Task instructions:
Write every record out again exactly as given.

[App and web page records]
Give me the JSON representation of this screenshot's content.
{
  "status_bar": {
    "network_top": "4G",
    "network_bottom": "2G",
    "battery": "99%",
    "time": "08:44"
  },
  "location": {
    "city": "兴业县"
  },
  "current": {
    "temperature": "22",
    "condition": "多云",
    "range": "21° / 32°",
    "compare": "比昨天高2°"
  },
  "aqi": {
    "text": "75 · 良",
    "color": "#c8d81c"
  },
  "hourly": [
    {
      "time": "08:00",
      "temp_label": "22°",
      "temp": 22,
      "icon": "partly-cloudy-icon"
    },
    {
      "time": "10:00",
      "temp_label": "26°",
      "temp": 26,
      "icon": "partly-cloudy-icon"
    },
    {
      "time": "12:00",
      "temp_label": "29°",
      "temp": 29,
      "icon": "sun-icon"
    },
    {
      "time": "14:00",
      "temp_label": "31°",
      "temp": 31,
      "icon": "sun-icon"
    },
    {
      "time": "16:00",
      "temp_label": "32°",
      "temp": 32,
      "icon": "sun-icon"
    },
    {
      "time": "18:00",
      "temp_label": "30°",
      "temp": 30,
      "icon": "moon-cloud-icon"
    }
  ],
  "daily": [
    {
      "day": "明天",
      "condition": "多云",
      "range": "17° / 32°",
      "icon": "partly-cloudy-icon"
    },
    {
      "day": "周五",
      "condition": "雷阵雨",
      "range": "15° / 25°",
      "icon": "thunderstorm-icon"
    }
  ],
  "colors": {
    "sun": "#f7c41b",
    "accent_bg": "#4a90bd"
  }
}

Your response:
Give me the JSON representation of this screenshot's content.
{
  "status_bar": {
    "network_top": "4G",
    "network_bottom": "2G",
    "battery": "99%",
    "time": "08:44"
  },
  "location": {
    "city": "兴业县"
  },
  "current": {
    "temperature": "22",
    "condition": "多云",
    "range": "21° / 32°",
    "compare": "比昨天高2°"
  },
  "aqi": {
    "text": "75 · 良",
    "color": "#c8d81c"
  },
  "hourly": [
    {
      "time": "08:00",
      "temp_label": "22°",
      "temp": 22,
      "icon": "partly-cloudy-icon"
    },
    {
      "time": "10:00",
      "temp_label": "26°",
      "temp": 26,
      "icon": "partly-cloudy-icon"
    },
    {
      "time": "12:00",
      "temp_label": "29°",
      "temp": 29,
      "icon": "sun-icon"
    },
    {
      "time": "14:00",
      "temp_label": "31°",
      "temp": 31,
      "icon": "sun-icon"
    },
    {
      "time": "16:00",
      "temp_label": "32°",
      "temp": 32,
      "icon": "sun-icon"
    },
    {
      "time": "18:00",
      "temp_label": "30°",
      "temp": 30,
      "icon": "moon-cloud-icon"
    }
  ],
  "daily": [
    {
      "day": "明天",
      "condition": "多云",
      "range": "17° / 32°",
      "icon": "partly-cloudy-icon"
    },
    {
      "day": "周五",
      "condition": "雷阵雨",
      "range": "15° / 25°",
      "icon": "thunderstorm-icon"
    }
  ],
  "colors": {
    "sun": "#f7c41b",
    "accent_bg": "#4a90bd"
  }
}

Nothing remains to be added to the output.